For two months this summer, the Canadian Armed Forces (CAF) were on the ground in British Columbia and Manitoba to help their fellow Canadians in combating the devastating wildfires that had enveloped much of the two provinces.
The CAF deployed troops and aircraft to British Columbia, under Operation LENTUS, on July 9 after an official request for assistance from the provincial government of BC.
WO Terry Vandenberghe, from 1 Combat Engineer Regiment, was amongst the first troops deployed to the region. Aboard a CC-130 Hercules, Vandenberghe and eight other CAF members flew out to Williams Lake, BC. He remained in the area for three weeks.
The main task of Vandenberghe, and his fellow CAF members, was to assist local RCMP in evacuations, controlling evacuation zones and spreading the word amongst the community on how to seek assistance.
“By getting out on the control points, that the RCMP set up, it freed the RCMP to do community policing and continue on with their job,” said the 1 CER member.
Vandenberghe then later returned in September for two weeks until the government confirmed that the province was no longer in a state-of-emergency.
Overall, in BC, CAF troops supported provincial firefighters, evacuated locals, transported equipment and first responders and delivered essentials. At the height of the mission, approximately 800 troops were deployed to the province and more than 2,000 military members from across the country were providing support to the province over the course of the operation.
This support, says Vandenberghe, translated as an immeasurable sense of appreciation from the locals who brought the members cookies to show their gratitude.
“It was great as a soldier to be back in the position to help Canadians on the ground.
“It’s an ability to help some of the communities that need our assistance, to help fellow Canadians in their time of need, just to be on home soil helping out, is worth the time,” said Vandenbergh.
A number of CAF members were also deployed to Northern Manitoba from Aug. 31 to Sept. 3 to evacuate members of the First Nations who reside around Island Lake, MB. In total, 12 flights were conducted to evacuate 1,119 people.
During this time, Sgt. Nicole Fagan, from 2IC Air Movements Section, and Capt. Jeff Edwards Squadron Standards Officer from 435 Transport and Rescue Squadron, were on the ground at Island Lake.
Island Lake, where much of the community is spread across different islands, was effected by kilometres and kilometres of smoke without the luxury of emergency services at their fingertips.
“You could just see how sad people were and not wanting to leave, and rightfully so, because they’re getting on a plane and leaving and not knowing what they’re going to come back to,” recalled Fagan.

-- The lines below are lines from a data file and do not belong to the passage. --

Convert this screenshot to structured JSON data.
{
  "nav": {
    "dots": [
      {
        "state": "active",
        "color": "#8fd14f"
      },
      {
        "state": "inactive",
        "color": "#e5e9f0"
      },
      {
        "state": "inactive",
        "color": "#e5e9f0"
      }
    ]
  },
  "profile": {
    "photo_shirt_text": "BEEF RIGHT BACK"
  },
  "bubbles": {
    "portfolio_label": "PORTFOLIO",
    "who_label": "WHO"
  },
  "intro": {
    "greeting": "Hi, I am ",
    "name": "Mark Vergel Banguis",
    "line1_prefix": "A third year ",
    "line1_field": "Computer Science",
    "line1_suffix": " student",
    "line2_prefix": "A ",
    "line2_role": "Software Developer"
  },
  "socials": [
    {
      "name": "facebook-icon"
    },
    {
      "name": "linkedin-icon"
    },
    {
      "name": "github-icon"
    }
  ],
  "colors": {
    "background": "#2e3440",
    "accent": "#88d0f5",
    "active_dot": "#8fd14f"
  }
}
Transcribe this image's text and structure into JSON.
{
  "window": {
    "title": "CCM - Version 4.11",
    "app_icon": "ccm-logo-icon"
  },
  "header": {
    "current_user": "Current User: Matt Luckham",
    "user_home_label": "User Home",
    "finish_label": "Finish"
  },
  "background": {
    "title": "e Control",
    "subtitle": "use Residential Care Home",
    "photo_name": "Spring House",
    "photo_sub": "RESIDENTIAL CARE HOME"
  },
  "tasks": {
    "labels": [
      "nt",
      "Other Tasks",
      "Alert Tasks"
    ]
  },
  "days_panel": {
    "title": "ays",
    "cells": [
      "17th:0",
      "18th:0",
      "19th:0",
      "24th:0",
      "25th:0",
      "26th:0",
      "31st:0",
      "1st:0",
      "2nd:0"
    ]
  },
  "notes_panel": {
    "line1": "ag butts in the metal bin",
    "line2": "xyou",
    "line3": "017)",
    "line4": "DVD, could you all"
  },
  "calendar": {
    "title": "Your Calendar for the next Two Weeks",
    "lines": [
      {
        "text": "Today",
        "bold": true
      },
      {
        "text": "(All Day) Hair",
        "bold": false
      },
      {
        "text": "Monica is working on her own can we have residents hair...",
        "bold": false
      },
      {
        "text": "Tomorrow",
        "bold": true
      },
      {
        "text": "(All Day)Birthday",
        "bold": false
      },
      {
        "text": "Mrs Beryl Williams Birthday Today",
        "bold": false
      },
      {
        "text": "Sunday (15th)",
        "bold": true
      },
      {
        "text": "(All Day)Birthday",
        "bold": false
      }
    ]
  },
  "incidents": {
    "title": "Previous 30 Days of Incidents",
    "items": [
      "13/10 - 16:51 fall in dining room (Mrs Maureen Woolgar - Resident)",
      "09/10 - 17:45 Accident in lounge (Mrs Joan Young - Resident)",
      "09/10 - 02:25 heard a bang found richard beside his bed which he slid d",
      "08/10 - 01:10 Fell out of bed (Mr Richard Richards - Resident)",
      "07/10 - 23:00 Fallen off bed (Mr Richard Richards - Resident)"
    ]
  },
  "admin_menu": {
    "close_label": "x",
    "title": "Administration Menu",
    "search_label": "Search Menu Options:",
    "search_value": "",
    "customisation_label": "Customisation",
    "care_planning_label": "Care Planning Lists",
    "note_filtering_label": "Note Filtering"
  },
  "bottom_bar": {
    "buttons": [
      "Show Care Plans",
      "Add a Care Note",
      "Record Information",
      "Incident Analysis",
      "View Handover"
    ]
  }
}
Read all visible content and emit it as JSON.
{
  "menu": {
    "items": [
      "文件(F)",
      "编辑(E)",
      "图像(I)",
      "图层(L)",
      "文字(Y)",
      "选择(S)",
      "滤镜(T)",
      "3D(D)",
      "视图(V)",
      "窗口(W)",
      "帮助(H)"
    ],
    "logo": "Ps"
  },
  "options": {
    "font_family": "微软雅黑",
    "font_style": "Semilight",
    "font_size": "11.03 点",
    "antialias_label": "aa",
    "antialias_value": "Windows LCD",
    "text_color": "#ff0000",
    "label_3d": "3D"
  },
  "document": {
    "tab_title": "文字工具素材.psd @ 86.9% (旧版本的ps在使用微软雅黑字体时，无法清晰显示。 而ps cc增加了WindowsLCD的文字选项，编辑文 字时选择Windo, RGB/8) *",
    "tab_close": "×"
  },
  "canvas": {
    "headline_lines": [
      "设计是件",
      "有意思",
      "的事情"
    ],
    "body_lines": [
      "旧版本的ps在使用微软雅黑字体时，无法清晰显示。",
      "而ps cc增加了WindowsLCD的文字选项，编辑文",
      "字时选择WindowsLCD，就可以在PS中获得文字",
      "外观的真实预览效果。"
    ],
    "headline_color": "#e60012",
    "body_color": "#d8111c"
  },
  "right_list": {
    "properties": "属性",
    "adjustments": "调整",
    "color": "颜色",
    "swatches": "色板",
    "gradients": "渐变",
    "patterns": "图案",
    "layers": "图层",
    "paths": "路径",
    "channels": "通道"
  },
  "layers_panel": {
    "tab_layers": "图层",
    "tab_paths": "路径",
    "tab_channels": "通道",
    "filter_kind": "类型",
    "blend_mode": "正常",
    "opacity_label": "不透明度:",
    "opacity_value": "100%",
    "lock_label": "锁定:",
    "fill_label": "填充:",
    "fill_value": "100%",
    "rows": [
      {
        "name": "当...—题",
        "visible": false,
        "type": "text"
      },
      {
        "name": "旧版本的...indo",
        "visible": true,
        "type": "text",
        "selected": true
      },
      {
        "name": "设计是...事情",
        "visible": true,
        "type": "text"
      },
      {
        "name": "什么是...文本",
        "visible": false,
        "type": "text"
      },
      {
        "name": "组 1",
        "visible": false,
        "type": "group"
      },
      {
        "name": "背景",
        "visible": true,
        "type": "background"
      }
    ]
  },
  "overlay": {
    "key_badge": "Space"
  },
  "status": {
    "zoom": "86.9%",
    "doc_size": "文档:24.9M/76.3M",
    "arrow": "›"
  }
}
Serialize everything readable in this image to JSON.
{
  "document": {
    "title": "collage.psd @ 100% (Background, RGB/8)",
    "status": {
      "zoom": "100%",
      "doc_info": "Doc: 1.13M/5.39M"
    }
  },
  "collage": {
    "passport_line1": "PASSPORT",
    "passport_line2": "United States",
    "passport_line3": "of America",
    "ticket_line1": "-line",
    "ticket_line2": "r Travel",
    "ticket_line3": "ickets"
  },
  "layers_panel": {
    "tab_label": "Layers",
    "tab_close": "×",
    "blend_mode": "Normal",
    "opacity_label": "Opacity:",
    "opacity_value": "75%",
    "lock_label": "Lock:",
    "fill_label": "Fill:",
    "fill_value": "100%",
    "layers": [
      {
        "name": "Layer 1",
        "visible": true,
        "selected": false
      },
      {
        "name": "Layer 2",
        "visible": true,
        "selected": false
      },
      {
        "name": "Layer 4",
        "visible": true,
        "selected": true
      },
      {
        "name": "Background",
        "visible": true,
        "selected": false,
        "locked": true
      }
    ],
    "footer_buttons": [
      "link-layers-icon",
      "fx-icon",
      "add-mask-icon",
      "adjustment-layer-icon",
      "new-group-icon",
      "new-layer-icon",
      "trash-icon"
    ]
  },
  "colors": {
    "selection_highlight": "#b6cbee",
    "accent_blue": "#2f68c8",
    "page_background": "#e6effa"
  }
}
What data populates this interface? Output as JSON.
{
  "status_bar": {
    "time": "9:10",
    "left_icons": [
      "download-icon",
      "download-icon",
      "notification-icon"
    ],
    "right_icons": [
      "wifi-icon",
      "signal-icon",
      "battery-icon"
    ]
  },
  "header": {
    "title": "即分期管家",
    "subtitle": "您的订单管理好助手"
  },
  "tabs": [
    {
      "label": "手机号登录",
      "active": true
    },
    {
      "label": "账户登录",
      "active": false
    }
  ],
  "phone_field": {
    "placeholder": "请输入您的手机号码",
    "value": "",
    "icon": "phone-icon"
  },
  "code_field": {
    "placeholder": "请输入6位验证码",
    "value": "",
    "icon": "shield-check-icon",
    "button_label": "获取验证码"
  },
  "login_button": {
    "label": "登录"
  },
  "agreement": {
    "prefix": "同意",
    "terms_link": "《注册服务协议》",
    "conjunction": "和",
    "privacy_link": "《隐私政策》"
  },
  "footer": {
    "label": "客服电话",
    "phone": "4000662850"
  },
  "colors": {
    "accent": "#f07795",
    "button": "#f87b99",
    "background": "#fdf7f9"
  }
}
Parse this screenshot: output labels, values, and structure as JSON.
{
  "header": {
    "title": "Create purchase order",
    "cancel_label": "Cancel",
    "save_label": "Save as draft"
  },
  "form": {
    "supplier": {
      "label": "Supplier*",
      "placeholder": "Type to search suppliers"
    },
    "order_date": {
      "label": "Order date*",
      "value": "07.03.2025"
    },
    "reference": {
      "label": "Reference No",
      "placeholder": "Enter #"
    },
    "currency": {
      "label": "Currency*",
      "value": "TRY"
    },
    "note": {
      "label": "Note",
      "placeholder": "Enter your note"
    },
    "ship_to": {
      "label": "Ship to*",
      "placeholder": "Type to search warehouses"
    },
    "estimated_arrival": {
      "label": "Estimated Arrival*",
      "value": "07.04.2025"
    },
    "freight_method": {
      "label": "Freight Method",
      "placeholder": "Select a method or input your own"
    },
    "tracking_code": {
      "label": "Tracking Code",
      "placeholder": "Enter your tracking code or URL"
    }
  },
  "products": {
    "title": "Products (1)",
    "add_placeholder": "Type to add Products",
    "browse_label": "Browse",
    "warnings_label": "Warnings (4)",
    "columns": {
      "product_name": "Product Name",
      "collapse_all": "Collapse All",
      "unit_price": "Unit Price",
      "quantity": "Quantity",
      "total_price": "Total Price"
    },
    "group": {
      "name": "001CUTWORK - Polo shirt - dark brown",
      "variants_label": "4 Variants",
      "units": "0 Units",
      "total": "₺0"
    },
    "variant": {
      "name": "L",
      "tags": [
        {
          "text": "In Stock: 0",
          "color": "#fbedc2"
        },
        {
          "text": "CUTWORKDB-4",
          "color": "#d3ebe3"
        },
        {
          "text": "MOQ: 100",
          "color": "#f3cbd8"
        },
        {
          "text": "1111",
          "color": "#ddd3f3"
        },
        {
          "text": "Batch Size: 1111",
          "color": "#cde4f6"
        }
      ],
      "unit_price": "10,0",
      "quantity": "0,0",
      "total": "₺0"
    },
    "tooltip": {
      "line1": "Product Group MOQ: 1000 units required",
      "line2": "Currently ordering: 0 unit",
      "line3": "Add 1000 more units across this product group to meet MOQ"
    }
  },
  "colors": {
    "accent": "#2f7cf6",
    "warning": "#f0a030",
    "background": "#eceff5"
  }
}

Fagan was in-charge of a ground crew of five members for a number of days that helped load and transport baggage.
She echoed Vandenberghe’s sentiment of feeling grateful to help fellow Canadians on home soil.
“It’s definitely an honour, and I speak for myself and all the other crew members that were with me that day, this is what we’re here to do. Helping people at home. We get to go on deployments and we get to help so many other people around the world but when we get to stand up and help people at home, it definitely means a lot,” stated Fagan.
To help evacuate the thousands of Island Lake residents effected by the wildfires, Capt. Edwards was on-hand to fly the evacuees from Island Lake to Manitoba. In total, Edwards estimates he helped to evacuate anywhere from 400-500 people.
“It means the world to me, obviously, something like this in support of helping Canadians. The whole crew were so pleased to be able to do something to help and the technicians we have here were working so hard to keep the aircraft running throughout the period that we were involved. It was a huge team effort and I think everyone was just over the moon to be involved,” said Edwards.